- . Markus DJ, Emil S, Christoffer HA, Mette KZ, Peter M, et al. (2012) Evaluation of Muscle Activity During a Standardized Shoulder Resistance Training Bout in Novice Individuals. J Strength Cond Res 26: 2515-2522.
- Seguin R, Nelson ME (2003) American journal of preventive medicine. The benefits of strength training for older adults. Am J Prev Med 25: 141–149.
- Hagberg M, Harms-Ringdahl K, Nisell R, Hjelm EW (2002) Rehabilitation of neck-shoulder pain in women industrial workers: A randomized trial comparing isometric shoulder endurance training with isometric shoulder strength training. Arch Phys Med Rehabil 81: 1051-1058.
- Ylinen, JJ, Hakkinen AH, Takala EP, Nykanen MJ, Kautianen HJ, et al. (2006) Effects of neck muscle training in women with chronic neck pain: one year follow up study. J Strength Cond. Res 20: 6-13.
- Magni NE, McNair PJ, Rice DA (2017) The effects of resistance training on muscle strength, joint pain, and hand function in individuals with hand osteoarthritis: a systematic review and meta-analysis. Arthritis Res Ther 19: 131.
- Magistro D, Liubicich ME, Candela F, Ciairano S (2014) Effect of Ecological Walking Training in Sedentary Elderly People: Act on Aging Study. The Gerontologist 54: 611-623.
- Gupta BD, Aggarwal S, Gupta B, Gupta M, Gupta N (2013) Effect of Deep Cervical Flexor Training vs. Conventional Isometric Training on Forward Head Posture, Pain, Neck Disability Index In Dentists Suffering from Chronic Neck Pain. J Clin Diagn Res 7: 2261-2264.
- Lidegaard M, Jensen RB, Andersen CH, Zebis MK, Colado JC, et al. (2013) Effect of Brief Daily Resistance Training on Occupational Neck/Shoulder Muscle Activity in Office Workers with Chronic Pain: Randomized Controlled Trial.
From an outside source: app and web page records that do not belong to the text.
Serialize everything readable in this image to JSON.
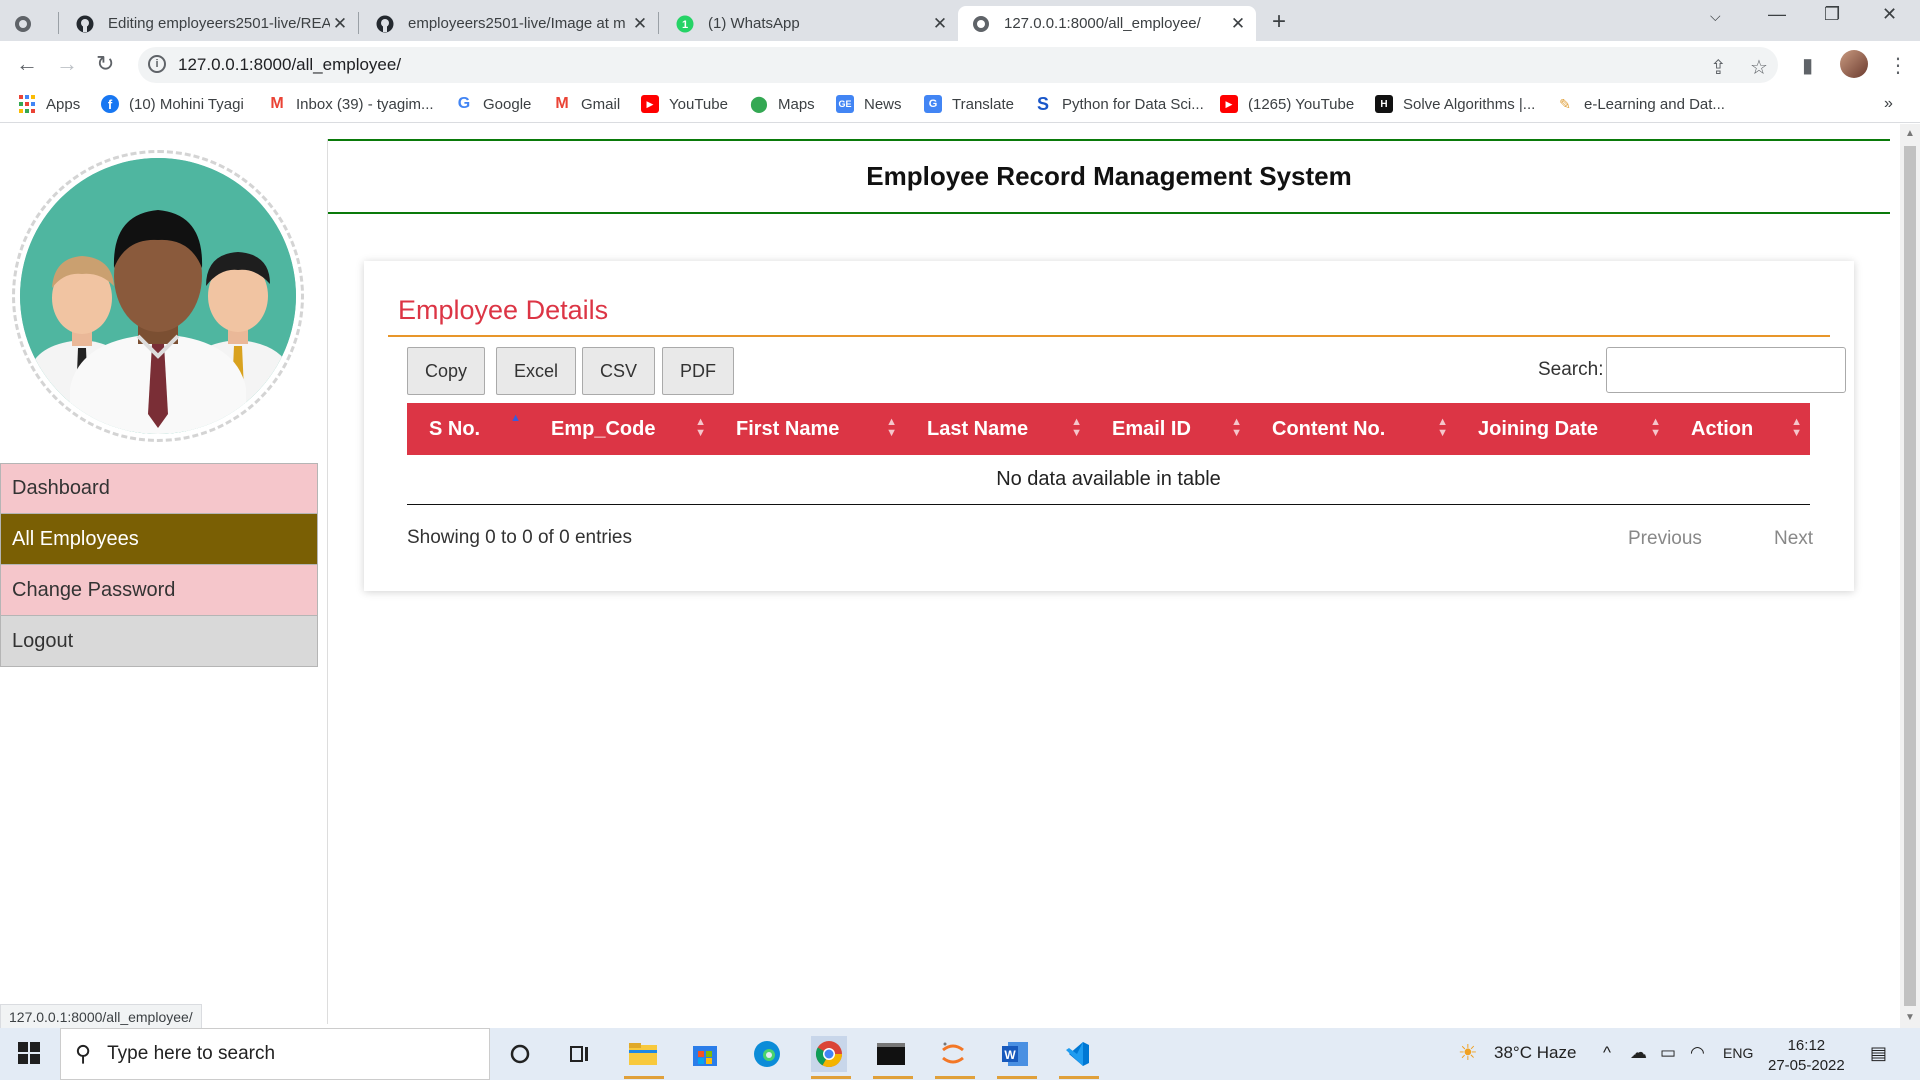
{
  "browser": {
    "tabs": [
      {
        "title": ""
      },
      {
        "title": "Editing employeers2501-live/REA"
      },
      {
        "title": "employeers2501-live/Image at m"
      },
      {
        "title": "(1) WhatsApp"
      },
      {
        "title": "127.0.0.1:8000/all_employee/"
      }
    ],
    "url": "127.0.0.1:8000/all_employee/",
    "bookmarks": [
      {
        "label": "Apps"
      },
      {
        "label": "(10) Mohini Tyagi"
      },
      {
        "label": "Inbox (39) - tyagim..."
      },
      {
        "label": "Google"
      },
      {
        "label": "Gmail"
      },
      {
        "label": "YouTube"
      },
      {
        "label": "Maps"
      },
      {
        "label": "News"
      },
      {
        "label": "Translate"
      },
      {
        "label": "Python for Data Sci..."
      },
      {
        "label": "(1265) YouTube"
      },
      {
        "label": "Solve Algorithms |..."
      },
      {
        "label": "e-Learning and Dat..."
      }
    ],
    "status_url": "127.0.0.1:8000/all_employee/"
  },
  "sidebar": {
    "items": [
      {
        "label": "Dashboard"
      },
      {
        "label": "All Employees"
      },
      {
        "label": "Change Password"
      },
      {
        "label": "Logout"
      }
    ]
  },
  "header": {
    "title": "Employee Record Management System"
  },
  "card": {
    "title": "Employee Details",
    "buttons": [
      {
        "label": "Copy"
      },
      {
        "label": "Excel"
      },
      {
        "label": "CSV"
      },
      {
        "label": "PDF"
      }
    ],
    "search_label": "Search:",
    "columns": [
      {
        "label": "S No."
      },
      {
        "label": "Emp_Code"
      },
      {
        "label": "First Name"
      },
      {
        "label": "Last Name"
      },
      {
        "label": "Email ID"
      },
      {
        "label": "Content No."
      },
      {
        "label": "Joining Date"
      },
      {
        "label": "Action"
      }
    ],
    "empty_message": "No data available in table",
    "info": "Showing 0 to 0 of 0 entries",
    "previous": "Previous",
    "next": "Next"
  },
  "taskbar": {
    "search_placeholder": "Type here to search",
    "weather": "38°C  Haze",
    "language": "ENG",
    "time": "16:12",
    "date": "27-05-2022"
  },
  "colors": {
    "accent_red": "#dc3545",
    "active_menu": "#7a5f04",
    "menu_pink": "#f5c6cb",
    "header_rule": "#0a7a0a",
    "card_rule": "#e8962a"
  }
}
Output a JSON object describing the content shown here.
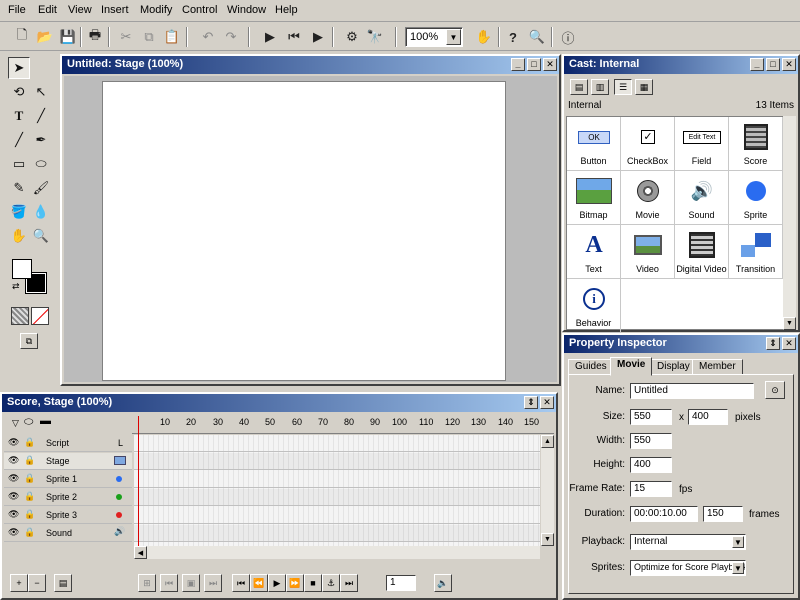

BioMed Res Int 2013: 1-11.
- Kim TW, An DA, Lee HY, Jeong HY, Sung YH (2016) Effects of elastic band exercise on subjects with rounded shoulder posture and forward head posture. J Phys Ther Sci 28: 1733-1737.